Items listed in a dataset
"""
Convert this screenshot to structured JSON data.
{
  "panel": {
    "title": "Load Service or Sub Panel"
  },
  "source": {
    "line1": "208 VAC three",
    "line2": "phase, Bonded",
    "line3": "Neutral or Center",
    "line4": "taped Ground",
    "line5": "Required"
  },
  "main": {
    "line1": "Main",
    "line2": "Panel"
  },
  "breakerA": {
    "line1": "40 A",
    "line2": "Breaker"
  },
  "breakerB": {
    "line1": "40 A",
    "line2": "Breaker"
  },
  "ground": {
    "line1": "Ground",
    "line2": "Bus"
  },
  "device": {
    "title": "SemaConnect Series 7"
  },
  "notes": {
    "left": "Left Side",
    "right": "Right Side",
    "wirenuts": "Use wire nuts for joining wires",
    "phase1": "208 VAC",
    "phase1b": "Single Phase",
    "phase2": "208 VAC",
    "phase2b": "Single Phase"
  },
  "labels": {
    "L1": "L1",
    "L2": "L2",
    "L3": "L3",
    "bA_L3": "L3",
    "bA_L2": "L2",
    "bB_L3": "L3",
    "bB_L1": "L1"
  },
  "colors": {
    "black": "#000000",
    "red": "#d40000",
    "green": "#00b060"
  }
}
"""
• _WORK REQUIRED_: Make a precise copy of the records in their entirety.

• _WRITTEN RESPONSE_:
Convert this screenshot to structured JSON data.
{
  "panel": {
    "title": "Load Service or Sub Panel"
  },
  "source": {
    "line1": "208 VAC three",
    "line2": "phase, Bonded",
    "line3": "Neutral or Center",
    "line4": "taped Ground",
    "line5": "Required"
  },
  "main": {
    "line1": "Main",
    "line2": "Panel"
  },
  "breakerA": {
    "line1": "40 A",
    "line2": "Breaker"
  },
  "breakerB": {
    "line1": "40 A",
    "line2": "Breaker"
  },
  "ground": {
    "line1": "Ground",
    "line2": "Bus"
  },
  "device": {
    "title": "SemaConnect Series 7"
  },
  "notes": {
    "left": "Left Side",
    "right": "Right Side",
    "wirenuts": "Use wire nuts for joining wires",
    "phase1": "208 VAC",
    "phase1b": "Single Phase",
    "phase2": "208 VAC",
    "phase2b": "Single Phase"
  },
  "labels": {
    "L1": "L1",
    "L2": "L2",
    "L3": "L3",
    "bA_L3": "L3",
    "bA_L2": "L2",
    "bB_L3": "L3",
    "bB_L1": "L1"
  },
  "colors": {
    "black": "#000000",
    "red": "#d40000",
    "green": "#00b060"
  }
}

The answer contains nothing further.